An e-mail from Western Union has informed me that I have made 1,350,000 GBP which I presume stands for Great British Pounds. Gosh! Golly! Wow! The mind simply boggles. I wonder what I did to make all that money. I should be so lucky. I have never even won anything in a raffle no matter how small the prizes.
Two guests we have staying at the moment. Michael Jenn who has a two week break from performing in the play Danton’s Death at The National Theatre so decided to spend a week of it with us. Well, we see him at breakfast and in the evenings because he is a motor bike fan and beach bunny and is gone most of the day. Who would believe it is four years since he was last here? We have known Michael ever since we lived in Richmond Road, Hackney so that is going back to about 1973 and he gets a mention or two in the autobiography but funnily enough (bad bad bad) is not in the index. The other guest is Ray Bluett from Tasmania. He visited us once before and I went to visit him a number of years back.

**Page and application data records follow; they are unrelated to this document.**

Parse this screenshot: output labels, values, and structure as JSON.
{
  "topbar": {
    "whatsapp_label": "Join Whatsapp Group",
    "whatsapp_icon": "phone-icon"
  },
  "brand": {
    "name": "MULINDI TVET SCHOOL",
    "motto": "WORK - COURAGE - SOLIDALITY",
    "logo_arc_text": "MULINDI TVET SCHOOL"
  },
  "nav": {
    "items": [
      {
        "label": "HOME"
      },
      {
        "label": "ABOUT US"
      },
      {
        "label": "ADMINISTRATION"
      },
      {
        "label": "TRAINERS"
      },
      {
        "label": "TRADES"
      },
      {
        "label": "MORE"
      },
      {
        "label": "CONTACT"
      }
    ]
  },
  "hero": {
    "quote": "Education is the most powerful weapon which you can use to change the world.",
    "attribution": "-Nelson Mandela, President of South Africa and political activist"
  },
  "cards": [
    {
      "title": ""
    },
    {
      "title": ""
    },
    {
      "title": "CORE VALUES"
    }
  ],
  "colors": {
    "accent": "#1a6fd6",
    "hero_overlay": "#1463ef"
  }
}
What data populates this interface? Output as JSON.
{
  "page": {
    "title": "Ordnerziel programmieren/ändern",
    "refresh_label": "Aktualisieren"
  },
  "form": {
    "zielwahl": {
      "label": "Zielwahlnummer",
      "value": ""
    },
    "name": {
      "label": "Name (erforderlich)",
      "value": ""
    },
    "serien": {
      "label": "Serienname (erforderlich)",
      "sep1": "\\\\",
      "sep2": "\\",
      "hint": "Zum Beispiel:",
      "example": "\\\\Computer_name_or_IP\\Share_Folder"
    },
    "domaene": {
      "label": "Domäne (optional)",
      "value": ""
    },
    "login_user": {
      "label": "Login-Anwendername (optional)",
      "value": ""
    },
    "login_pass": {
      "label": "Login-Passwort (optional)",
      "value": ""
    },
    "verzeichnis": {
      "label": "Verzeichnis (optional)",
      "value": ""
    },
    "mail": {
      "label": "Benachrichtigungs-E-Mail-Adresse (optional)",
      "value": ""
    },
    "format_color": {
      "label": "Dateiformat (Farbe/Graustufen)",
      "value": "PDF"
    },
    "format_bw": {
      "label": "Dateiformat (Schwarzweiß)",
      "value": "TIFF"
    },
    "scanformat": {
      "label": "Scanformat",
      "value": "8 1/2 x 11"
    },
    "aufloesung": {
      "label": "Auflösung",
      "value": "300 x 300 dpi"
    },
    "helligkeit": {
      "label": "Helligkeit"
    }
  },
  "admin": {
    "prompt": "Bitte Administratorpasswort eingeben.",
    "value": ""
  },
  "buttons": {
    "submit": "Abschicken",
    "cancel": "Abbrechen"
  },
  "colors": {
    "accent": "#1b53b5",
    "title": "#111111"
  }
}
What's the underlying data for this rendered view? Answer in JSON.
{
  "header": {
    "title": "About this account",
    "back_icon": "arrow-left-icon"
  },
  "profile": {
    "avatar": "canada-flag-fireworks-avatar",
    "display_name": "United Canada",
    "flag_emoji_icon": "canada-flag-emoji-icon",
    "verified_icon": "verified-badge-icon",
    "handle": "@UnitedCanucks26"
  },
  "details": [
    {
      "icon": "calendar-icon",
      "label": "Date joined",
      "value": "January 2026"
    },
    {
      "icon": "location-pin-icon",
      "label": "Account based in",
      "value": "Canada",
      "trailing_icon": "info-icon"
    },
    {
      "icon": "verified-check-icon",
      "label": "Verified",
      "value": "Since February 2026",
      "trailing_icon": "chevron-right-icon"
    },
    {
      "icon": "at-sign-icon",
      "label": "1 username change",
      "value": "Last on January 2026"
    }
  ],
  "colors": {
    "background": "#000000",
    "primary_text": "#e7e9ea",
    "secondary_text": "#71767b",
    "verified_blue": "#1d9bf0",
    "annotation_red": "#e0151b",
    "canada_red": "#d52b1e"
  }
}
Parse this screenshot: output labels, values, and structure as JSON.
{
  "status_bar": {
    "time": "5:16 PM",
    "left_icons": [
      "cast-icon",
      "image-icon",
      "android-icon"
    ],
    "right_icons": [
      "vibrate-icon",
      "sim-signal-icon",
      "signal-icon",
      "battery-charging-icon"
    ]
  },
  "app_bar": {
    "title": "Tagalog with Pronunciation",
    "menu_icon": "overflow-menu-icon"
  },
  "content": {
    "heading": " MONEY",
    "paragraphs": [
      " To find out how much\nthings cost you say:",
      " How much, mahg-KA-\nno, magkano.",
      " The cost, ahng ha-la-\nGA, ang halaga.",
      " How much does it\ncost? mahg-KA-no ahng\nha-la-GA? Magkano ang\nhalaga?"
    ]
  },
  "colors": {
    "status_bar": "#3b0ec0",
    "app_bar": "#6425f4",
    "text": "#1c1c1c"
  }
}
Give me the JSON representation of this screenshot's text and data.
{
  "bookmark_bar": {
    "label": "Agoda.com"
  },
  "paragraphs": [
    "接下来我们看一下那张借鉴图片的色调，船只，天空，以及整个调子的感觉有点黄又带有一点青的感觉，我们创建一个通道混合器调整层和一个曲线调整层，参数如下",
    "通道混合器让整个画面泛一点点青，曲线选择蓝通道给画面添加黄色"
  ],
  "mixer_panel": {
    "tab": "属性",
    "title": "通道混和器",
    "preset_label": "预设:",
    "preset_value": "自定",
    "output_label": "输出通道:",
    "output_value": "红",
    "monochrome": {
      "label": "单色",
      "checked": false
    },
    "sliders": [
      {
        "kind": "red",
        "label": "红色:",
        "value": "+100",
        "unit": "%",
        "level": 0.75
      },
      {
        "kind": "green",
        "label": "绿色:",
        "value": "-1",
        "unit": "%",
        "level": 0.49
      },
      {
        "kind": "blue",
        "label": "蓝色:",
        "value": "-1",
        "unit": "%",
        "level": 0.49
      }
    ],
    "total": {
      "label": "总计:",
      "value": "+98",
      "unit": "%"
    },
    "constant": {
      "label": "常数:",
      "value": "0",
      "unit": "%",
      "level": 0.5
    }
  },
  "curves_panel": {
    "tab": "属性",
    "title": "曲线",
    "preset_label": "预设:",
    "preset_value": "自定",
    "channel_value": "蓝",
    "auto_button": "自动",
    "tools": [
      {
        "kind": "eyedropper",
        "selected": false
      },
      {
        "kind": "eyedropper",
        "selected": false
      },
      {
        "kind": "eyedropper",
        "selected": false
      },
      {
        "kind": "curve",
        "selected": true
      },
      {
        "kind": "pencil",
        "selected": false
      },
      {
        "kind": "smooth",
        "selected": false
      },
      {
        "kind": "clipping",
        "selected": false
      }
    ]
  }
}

We met when he was a student of mine back in London more years ago than I care to remember. To get here takes one of those nightmare journeys; Hobart to Melbourne, Melbourne to Singapore, Singapore to Athens, Athens to Xania that leaves a person ragged. In Tasmania he lives way way out in the wilds in a shack and a trailer almost on the beach and surrounded by dense forest. I must say I thoroughly enjoyed being there but whether that enjoyment would last continuously I somehow doubt. He has no electricity which takes one back to the old days when you took your candle to bed as soon as or shortly after it got dark. A certain amount of electricity is generated through solar panels but used sparingly, enough only to listen to the radio for a while or look at an hour or so television. Cooking is done on a gas stove using bottled gas. He lives there with his two dogs and although he has cousins and other members of family nearby they don’t exactly get on so as the dogs age and Ray ages, he is now 72, the time will come when he is forced for reasons of safety to move to more civilised accommodation. Whether he will get over his habit of getting up at five o’clock every morning is another matter. It is still dark at that hour so he lights his candles and his wood stove and takes the dogs out before making breakfast. He is still getting up at that ungodly hour while he is here and is so used to going to bed early he finds it difficult to keep his eyes open after ten at the latest. I suppose our Ray is the nearest thing to a hermit we will ever know.
Ron Southcott from Melbourne, due to arrive shortly, will I think be our last visitor in what has been a busy year for guests.